Plenary address to the Ninth Conference of the Association of College & Research Libraries; Detroit, Michigan, 11 April, 1999

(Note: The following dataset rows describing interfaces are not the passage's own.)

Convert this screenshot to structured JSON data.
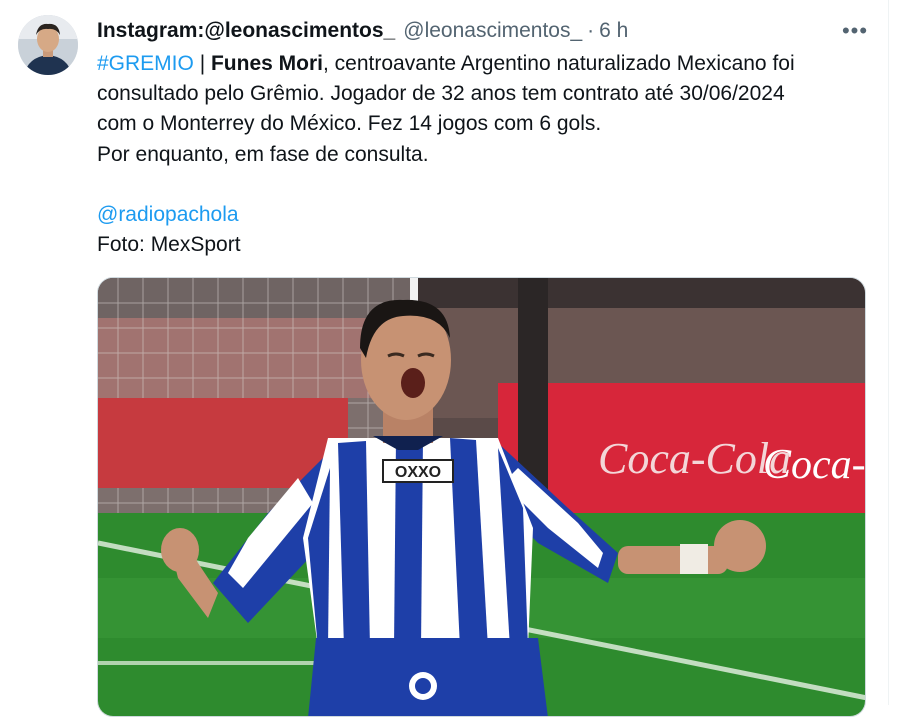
{
  "tweet": {
    "author_name": "Instagram:@leonascimentos_",
    "author_handle": "@leonascimentos_",
    "separator": "·",
    "time": "6 h",
    "more_icon": "•••",
    "lines": {
      "l1_hashtag": "#GREMIO",
      "l1_pipe": " | ",
      "l1_bold": "Funes Mori",
      "l1_rest": ", centroavante Argentino naturalizado Mexicano foi",
      "l2": "consultado pelo Grêmio. Jogador de 32 anos tem contrato até 30/06/2024",
      "l3": "com o Monterrey do México. Fez 14 jogos com 6 gols.",
      "l4": "Por enquanto, em fase de consulta.",
      "mention": "@radiopachola",
      "credit": "Foto: MexSport"
    },
    "media": {
      "jersey_sponsor": "OXXO",
      "ad_text_1": "Coca-Cola",
      "ad_text_2": "Coca-Cola"
    }
  },
  "colors": {
    "link": "#1d9bf0",
    "secondary_text": "#536471",
    "primary_text": "#0f1419",
    "ad_board_red": "#d7263a",
    "pitch_green": "#2e8b2e",
    "jersey_blue": "#1e3fa8"
  }
}
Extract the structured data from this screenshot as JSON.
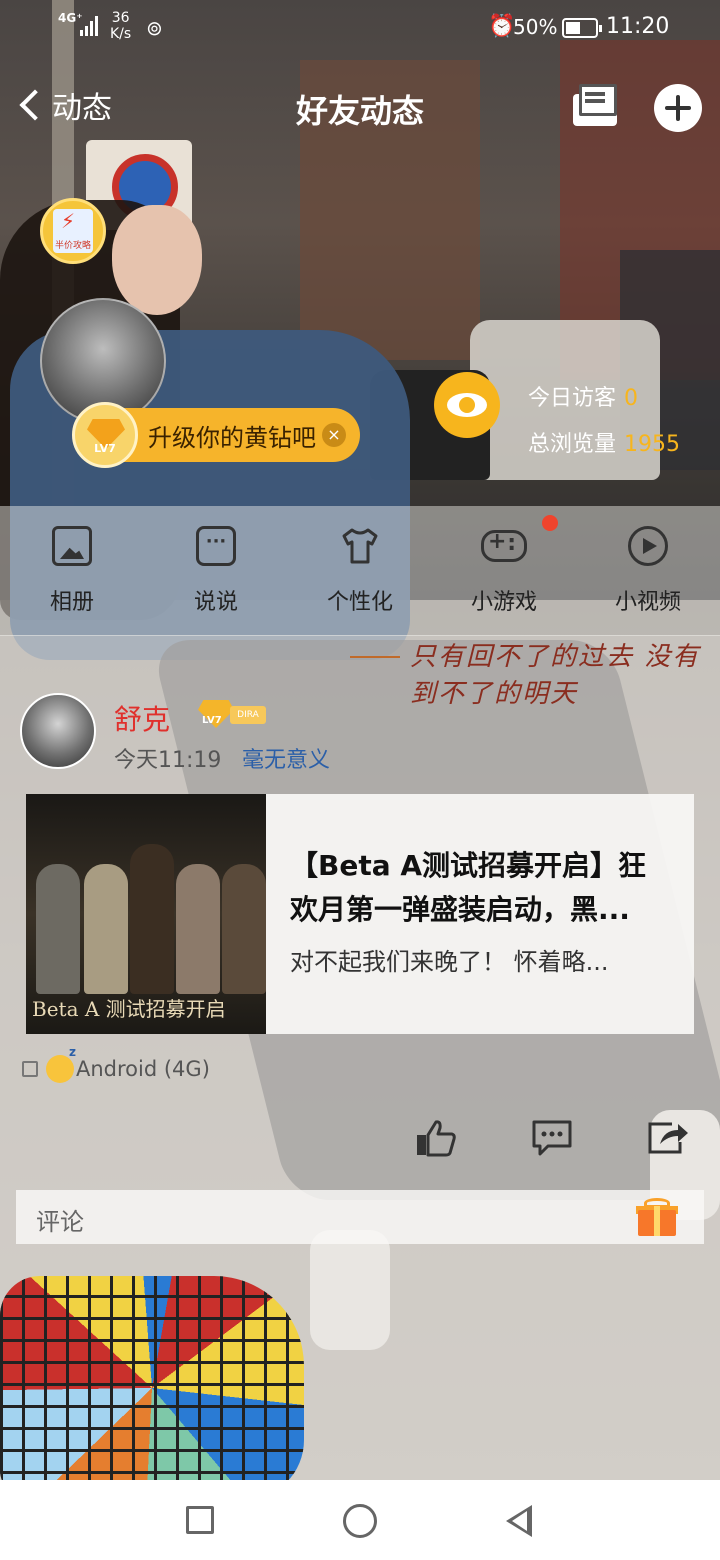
{
  "status_bar": {
    "network": "4G⁺",
    "speed_value": "36",
    "speed_unit": "K/s",
    "alarm_icon": "alarm-clock-icon",
    "battery_percent": "50%",
    "time": "11:20"
  },
  "header": {
    "back_label": "动态",
    "title": "好友动态",
    "mail_icon": "mail-icon",
    "add_icon": "plus-icon"
  },
  "profile": {
    "strategy_badge_text": "半价攻略",
    "level_badge": "LV7",
    "upgrade_text": "升级你的黄钻吧",
    "upgrade_close": "×",
    "today_visitors_label": "今日访客",
    "today_visitors_value": "0",
    "total_views_label": "总浏览量",
    "total_views_value": "1955"
  },
  "quick_menu": [
    {
      "label": "相册",
      "icon": "photo-album-icon"
    },
    {
      "label": "说说",
      "icon": "speech-bubble-icon"
    },
    {
      "label": "个性化",
      "icon": "tshirt-icon"
    },
    {
      "label": "小游戏",
      "icon": "gamepad-icon"
    },
    {
      "label": "小视频",
      "icon": "play-circle-icon"
    }
  ],
  "signature": "只有回不了的过去 没有到不了的明天",
  "post": {
    "user_name": "舒克",
    "level": "LV7",
    "badge_tag": "DIRA",
    "time": "今天11:19",
    "mood": "毫无意义",
    "share_card": {
      "thumbnail_text": "Beta A 测试招募开启",
      "title": "【Beta A测试招募开启】狂欢月第一弹盛装启动，黑...",
      "description": "对不起我们来晚了！ 怀着略..."
    },
    "device": "Android (4G)",
    "actions": {
      "like_icon": "thumbs-up-icon",
      "comment_icon": "comment-icon",
      "share_icon": "share-icon"
    },
    "comment_placeholder": "评论",
    "gift_icon": "gift-icon"
  },
  "colors": {
    "accent_yellow": "#f7b51d",
    "username_red": "#e0302c",
    "mood_blue": "#2b5fa8",
    "notification_red": "#f0442d"
  }
}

Michael L Rosenzweig Editor, Evolutionary Ecology Research and Professor, Evolutionary and Ecology Biology University of Arizona It is really happening now, and without you it would be a flop! On behalf of Evolutionary Ecology Research, I thank you all for your support. A wag told me I ought to come in costume dressed as Moses -- because I was leading the Children of the Libraries out of the publishing houses of bondage. Besides, I already have the beard and the background. I even have the staff. But I decided the image was overkill, and maybe a bit too lighthearted. After all, this is serious business. Several commercial publishers have so emphasized the maximization of profit that they have restricted the flow of knowledge. In so doing, they have exiled themselves from the academic enterprise. If they actually produced that knowledge, maybe we could forgive them. But library clients actually produce it, and taxpayers pay for almost all of it. Placing blame won't help. We are here both to take back the hijacked cargo and to protect it from from future raids. To that end, I want to contribute the story of Evolutionary Ecology and Evolutionary Ecology Research. I believe that our story has two kinds of value. It illustrates much of the problem and it can illuminate a great deal of what needs to be done to solve it for good. In late 1984, I began working with a fine English commercial publisher to create a new biology journal. Chapman & Hall was Charles Dickens publisher, and Anthony Trollope's too. It had 150 yrs of proud accomplishments to its credit. And it was acutely aware of its dual role as profitmaker and disseminator of knowledge and of culture. I never signed an agreement with Chapman & Hall ó our relationship was based entirely on old fashioned trust. Evolutionary Ecology started as a Smythe-sewn quarterly of three signatures each issue. Libraries paid $100/yr and individuals, $35...."